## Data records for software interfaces
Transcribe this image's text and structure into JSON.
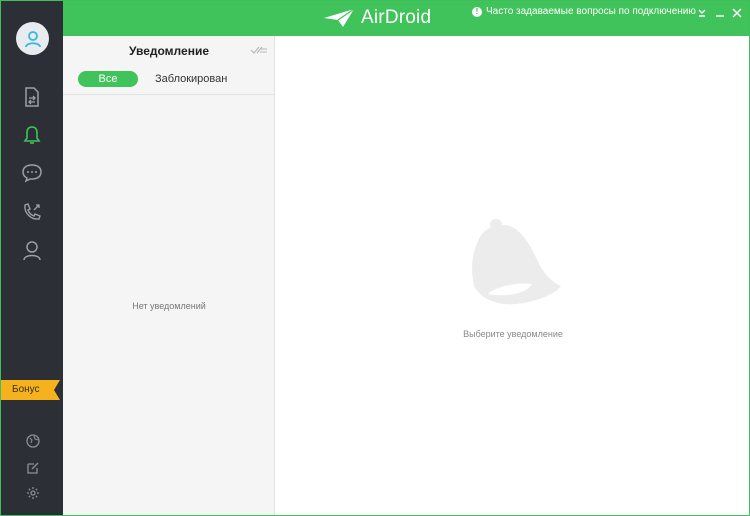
{
  "app": {
    "name": "AirDroid"
  },
  "topbar": {
    "faq_label": "Часто задаваемые вопросы по подключению",
    "accent_color": "#3fc35a"
  },
  "sidebar": {
    "items": [
      {
        "icon": "file-transfer-icon"
      },
      {
        "icon": "bell-icon",
        "active": true
      },
      {
        "icon": "message-icon"
      },
      {
        "icon": "call-icon"
      },
      {
        "icon": "contacts-icon"
      }
    ],
    "bonus_label": "Бонус",
    "bottom": [
      {
        "icon": "globe-icon"
      },
      {
        "icon": "edit-icon"
      },
      {
        "icon": "settings-icon"
      }
    ]
  },
  "notifications": {
    "title": "Уведомление",
    "tabs": [
      {
        "label": "Все",
        "selected": true
      },
      {
        "label": "Заблокирован",
        "selected": false
      }
    ],
    "empty_text": "Нет уведомлений"
  },
  "main": {
    "placeholder": "Выберите уведомление"
  }
}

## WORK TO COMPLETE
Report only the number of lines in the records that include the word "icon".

## RESPONSE TO THE EXERCISE
8